Pakistan’s investments in forests, said Malik Amin Aslam, the country’s Minister for Climate Change, gained momentum from 2014 with the Billion Tree Tsunami project, based on a vision to afforest the Asian nation. Minister Aslam highlighted the important role that governments have in catalysing finance for forests, as tapping into public funding can incentivise private finance to follow. The Billion Tree project received governmental funding and allowed the state to learn what was critical in forest investments: zero tolerance for tree cutting, total transparency, involving local communities in forest protection and making them owners of forest protection actions, and having a flexible plan.
Pakistan is also focused on creating innovative finance tools which can serve as examples for financing forest action, the minister explained. The country is using a green bond linked to forestry, is testing a blue bond for mangrove conservation, and is looking at a nature-performance bond, also tied to forests.
On the other side of the world, Costa Rica started recognising the role of nature more than two decades ago, said Andrea Meza, its Environment and Energy Minister. The Central American country acknowledged that it needed to value the ecosystem services that forests provided and developed a forestry fund through which it paid local communities for protecting and sustainably managing forests. Through the years, about 75% of the contracts for ecosystem services payments have gone to small and medium-size households, providing vital income to about 30,000 families; in turn, local communities often reinvest the money into securing other essential services such as access to clean water, according to Minister Meza.
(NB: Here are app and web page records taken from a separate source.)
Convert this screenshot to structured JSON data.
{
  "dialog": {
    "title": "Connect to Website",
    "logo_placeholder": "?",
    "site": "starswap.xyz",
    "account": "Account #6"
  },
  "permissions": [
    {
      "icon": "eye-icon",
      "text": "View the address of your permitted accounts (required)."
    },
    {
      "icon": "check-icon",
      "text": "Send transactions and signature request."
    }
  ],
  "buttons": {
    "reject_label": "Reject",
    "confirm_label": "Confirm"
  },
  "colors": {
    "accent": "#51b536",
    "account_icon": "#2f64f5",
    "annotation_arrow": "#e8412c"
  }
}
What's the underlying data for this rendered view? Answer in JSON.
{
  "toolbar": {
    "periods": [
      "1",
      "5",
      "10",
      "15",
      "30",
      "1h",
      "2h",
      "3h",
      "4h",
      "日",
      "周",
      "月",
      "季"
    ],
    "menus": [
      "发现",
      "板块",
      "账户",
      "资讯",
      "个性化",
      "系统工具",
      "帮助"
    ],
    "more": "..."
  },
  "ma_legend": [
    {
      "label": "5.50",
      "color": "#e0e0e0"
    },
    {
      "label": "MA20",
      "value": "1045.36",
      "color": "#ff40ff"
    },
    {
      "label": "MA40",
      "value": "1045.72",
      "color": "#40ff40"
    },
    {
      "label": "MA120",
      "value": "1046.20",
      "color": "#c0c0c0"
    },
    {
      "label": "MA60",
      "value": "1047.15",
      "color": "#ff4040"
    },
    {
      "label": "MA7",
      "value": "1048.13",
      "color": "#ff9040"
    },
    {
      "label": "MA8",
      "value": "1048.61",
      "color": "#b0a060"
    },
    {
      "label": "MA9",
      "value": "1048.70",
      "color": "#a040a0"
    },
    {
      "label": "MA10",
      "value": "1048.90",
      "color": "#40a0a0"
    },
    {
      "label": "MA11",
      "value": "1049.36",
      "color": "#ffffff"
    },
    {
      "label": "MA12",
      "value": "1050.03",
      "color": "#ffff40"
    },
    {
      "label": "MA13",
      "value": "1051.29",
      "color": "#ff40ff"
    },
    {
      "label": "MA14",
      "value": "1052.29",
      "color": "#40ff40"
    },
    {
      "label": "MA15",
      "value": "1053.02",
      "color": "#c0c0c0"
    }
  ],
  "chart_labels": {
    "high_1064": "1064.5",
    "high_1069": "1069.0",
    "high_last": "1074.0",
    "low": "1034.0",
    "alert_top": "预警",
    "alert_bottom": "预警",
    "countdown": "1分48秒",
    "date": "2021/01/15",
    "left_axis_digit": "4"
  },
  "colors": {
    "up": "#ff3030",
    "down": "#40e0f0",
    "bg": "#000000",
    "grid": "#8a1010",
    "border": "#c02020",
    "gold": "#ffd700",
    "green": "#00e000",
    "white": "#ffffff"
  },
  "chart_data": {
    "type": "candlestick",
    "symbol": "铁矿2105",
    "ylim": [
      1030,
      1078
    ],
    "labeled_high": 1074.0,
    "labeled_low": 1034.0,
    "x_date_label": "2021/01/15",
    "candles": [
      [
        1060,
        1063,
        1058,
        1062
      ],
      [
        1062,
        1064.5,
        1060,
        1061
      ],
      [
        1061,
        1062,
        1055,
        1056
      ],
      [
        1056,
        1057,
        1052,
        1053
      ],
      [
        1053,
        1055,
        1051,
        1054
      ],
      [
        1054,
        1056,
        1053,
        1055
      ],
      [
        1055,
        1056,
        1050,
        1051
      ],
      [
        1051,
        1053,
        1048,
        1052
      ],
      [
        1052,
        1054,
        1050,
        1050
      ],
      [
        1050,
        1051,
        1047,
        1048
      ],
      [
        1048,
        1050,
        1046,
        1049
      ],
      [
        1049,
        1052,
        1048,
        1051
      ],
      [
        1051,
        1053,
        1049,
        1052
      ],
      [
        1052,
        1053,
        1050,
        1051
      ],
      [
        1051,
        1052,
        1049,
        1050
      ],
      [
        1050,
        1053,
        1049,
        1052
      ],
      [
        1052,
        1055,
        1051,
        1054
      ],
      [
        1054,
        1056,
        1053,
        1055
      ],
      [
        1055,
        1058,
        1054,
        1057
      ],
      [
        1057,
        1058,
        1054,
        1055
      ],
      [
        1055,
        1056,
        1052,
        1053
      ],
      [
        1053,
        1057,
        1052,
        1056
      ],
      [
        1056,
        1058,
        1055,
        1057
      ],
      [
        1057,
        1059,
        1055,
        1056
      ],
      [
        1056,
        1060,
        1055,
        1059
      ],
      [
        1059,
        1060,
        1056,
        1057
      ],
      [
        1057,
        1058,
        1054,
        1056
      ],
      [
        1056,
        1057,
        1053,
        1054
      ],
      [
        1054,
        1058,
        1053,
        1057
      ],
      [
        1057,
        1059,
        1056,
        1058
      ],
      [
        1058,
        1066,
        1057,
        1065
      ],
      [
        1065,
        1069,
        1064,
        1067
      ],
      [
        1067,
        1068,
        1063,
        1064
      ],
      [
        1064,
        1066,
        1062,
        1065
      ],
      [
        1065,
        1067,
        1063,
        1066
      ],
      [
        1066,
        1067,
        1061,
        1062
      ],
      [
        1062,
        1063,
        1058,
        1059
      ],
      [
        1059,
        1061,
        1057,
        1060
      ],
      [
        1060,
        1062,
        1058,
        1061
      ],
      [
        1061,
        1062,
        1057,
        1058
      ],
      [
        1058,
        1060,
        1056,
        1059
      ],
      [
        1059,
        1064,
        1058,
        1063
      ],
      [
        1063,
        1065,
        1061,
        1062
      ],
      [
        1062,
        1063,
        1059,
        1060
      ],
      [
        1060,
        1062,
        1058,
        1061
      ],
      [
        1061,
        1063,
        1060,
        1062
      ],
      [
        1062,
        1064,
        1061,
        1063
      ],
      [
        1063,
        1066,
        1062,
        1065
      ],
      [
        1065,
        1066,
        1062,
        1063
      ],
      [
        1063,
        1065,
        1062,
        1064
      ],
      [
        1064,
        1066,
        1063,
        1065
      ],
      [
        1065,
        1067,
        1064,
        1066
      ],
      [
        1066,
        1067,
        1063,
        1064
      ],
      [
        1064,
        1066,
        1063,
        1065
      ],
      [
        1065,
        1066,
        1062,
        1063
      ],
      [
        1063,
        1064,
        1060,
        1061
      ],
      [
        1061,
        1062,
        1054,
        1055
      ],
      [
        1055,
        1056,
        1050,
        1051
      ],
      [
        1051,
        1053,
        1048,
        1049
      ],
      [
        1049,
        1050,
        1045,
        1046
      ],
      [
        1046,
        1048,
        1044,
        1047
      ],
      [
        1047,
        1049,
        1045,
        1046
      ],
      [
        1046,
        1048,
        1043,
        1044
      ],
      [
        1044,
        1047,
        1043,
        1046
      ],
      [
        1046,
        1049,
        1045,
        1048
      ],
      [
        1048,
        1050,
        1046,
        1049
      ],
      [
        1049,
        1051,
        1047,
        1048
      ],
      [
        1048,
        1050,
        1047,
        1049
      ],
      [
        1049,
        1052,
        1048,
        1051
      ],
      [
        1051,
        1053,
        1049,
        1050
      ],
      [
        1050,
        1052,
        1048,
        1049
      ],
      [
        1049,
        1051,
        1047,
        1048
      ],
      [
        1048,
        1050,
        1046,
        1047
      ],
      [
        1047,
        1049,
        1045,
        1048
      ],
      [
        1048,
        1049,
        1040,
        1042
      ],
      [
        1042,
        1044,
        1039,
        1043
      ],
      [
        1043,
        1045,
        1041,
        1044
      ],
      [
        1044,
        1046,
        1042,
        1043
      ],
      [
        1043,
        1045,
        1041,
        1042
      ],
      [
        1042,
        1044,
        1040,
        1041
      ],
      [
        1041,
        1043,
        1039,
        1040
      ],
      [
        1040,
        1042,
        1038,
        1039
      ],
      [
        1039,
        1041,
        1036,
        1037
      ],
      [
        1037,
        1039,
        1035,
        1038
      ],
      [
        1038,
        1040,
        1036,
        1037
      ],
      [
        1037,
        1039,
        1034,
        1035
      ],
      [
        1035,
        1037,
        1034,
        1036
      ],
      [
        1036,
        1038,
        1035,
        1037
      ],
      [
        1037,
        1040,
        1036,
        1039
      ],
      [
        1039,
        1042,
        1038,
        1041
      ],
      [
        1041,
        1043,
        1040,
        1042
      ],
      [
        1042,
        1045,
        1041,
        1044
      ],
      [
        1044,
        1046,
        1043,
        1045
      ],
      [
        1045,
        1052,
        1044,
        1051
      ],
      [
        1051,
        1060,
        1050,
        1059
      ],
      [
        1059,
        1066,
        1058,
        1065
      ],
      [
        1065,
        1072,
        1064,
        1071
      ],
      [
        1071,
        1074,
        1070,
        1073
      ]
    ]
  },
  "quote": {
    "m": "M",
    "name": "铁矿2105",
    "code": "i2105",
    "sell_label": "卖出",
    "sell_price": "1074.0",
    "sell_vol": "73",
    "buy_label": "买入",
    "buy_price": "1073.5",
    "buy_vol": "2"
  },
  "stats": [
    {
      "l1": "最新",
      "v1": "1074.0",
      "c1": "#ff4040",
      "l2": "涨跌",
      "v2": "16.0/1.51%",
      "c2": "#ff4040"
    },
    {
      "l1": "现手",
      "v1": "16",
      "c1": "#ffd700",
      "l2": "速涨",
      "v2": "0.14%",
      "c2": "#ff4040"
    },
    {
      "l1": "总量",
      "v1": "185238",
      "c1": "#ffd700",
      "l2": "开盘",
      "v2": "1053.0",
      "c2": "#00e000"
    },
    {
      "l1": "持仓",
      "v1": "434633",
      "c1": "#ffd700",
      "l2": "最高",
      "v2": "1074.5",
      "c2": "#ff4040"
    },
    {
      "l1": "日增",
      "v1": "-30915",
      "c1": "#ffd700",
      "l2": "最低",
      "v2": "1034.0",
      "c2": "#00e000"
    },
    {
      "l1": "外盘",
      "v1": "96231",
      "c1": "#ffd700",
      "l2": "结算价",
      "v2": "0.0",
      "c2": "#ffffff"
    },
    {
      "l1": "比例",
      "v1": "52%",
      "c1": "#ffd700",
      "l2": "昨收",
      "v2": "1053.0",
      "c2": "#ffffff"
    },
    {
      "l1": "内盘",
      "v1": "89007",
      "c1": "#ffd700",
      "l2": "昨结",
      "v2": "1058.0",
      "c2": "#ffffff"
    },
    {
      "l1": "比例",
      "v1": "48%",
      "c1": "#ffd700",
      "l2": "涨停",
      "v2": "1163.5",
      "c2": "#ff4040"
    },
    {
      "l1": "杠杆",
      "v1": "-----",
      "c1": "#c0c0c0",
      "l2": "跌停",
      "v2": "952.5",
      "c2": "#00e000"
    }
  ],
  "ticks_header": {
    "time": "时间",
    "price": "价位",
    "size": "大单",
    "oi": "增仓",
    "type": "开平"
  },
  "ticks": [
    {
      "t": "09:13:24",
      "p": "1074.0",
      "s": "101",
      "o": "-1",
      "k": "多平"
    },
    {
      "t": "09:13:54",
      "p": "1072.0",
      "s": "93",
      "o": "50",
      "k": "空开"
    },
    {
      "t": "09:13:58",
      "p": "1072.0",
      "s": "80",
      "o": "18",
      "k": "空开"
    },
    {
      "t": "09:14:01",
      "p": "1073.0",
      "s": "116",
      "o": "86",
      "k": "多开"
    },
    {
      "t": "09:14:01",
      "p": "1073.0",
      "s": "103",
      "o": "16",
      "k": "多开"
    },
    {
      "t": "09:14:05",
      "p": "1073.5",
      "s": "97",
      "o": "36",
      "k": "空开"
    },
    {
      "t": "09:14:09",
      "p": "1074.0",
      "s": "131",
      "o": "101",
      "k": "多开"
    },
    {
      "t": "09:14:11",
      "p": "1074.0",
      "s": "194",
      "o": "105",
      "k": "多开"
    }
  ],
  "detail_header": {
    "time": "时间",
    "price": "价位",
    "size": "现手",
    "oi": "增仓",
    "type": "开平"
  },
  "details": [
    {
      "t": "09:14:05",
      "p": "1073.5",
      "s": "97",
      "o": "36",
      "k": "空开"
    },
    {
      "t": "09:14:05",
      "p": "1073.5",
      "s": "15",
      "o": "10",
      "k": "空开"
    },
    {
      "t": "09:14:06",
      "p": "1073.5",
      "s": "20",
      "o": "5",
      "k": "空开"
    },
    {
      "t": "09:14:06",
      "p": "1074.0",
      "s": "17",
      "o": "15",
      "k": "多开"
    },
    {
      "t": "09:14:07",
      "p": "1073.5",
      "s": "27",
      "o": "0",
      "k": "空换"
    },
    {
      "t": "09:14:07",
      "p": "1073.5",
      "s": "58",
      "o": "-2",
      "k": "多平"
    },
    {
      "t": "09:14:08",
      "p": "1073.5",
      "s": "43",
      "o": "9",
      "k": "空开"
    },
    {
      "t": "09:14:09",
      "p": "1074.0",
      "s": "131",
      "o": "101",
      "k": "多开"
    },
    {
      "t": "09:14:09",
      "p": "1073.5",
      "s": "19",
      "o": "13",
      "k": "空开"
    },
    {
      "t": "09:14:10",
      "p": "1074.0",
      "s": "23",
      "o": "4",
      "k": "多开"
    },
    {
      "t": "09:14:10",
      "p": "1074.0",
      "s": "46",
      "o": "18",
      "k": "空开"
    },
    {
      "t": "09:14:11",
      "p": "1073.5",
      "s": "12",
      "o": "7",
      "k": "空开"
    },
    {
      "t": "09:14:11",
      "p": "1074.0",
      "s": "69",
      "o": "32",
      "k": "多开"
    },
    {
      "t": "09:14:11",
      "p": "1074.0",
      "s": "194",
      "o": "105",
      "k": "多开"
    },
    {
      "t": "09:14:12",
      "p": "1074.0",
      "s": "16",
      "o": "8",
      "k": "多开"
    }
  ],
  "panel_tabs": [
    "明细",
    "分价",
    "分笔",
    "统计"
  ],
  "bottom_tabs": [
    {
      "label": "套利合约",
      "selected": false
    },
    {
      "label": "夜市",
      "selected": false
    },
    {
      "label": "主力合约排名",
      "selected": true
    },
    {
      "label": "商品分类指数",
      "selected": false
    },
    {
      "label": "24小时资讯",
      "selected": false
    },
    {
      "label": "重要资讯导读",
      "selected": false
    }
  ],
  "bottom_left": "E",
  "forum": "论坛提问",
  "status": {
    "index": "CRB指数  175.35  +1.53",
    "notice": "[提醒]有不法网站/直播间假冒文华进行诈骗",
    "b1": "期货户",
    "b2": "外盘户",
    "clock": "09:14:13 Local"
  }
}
Costa Rica’s enduring commitment to nature protection and its solid measurement, reporting and verification (MRV) systems have also allowed it to build an inventory of the country’s forest cover and increasingly access results-based payments via international bodies. In 2020, Costa Rica mobilised over $50 million USD from the Green Climate Fund, and another $50 million USD from the World Bank’s Forest Carbon Partnership Facility, which they invested in forest actions. Minister Meza stressed that international funding was critical at a time when national forest funding was suffering because of the COVID-19 pandemic.
Minister Meza wrapped up her intervention by reminding the audience that forests can no longer be seen as the cheap solution for the climate crisis. Climate finance is still under-pricing the services that forests provide and it needs to put a higher value on the carbon that forests offset, not just through trees, but also through water regulation and biodiversity, the minister said.
Inger Andersen, UNEP Executive Director, saluted the forest pledges made through the Glasgow Leaders’ Declaration on Forests and Land Use, but stressed that is not the first time the world has made such promises, and that promises do not mean the end of the journey is near. As Ms. Andersen put it, the proof of the pudding is in the eating. Delivering the finance to the communities who rely on and protect forests needs to be at the forefront of governments’ focus, with the Green Gigaton Challenge, the UN Decade for Ecosystems Restoration and UN-REDD helping to maintain focus on the ultimate goal of enabling emissions reductions from the forest sector at a rate 5 GtCO2e/year by 2030.
The next milestone on this journey is already on the horizon with the World Forestry Congress (WFC) in May 2022. Dr. Eunsik Park closed the session by acknowledging that a key focus of the Congress will be to significantly contribute to progress on forest finance. According to Dr. Park, the Congress will be a key moment to continue the conversation on funding forest action, while the WFC will provide an excellent platform to boost ambitions for forests.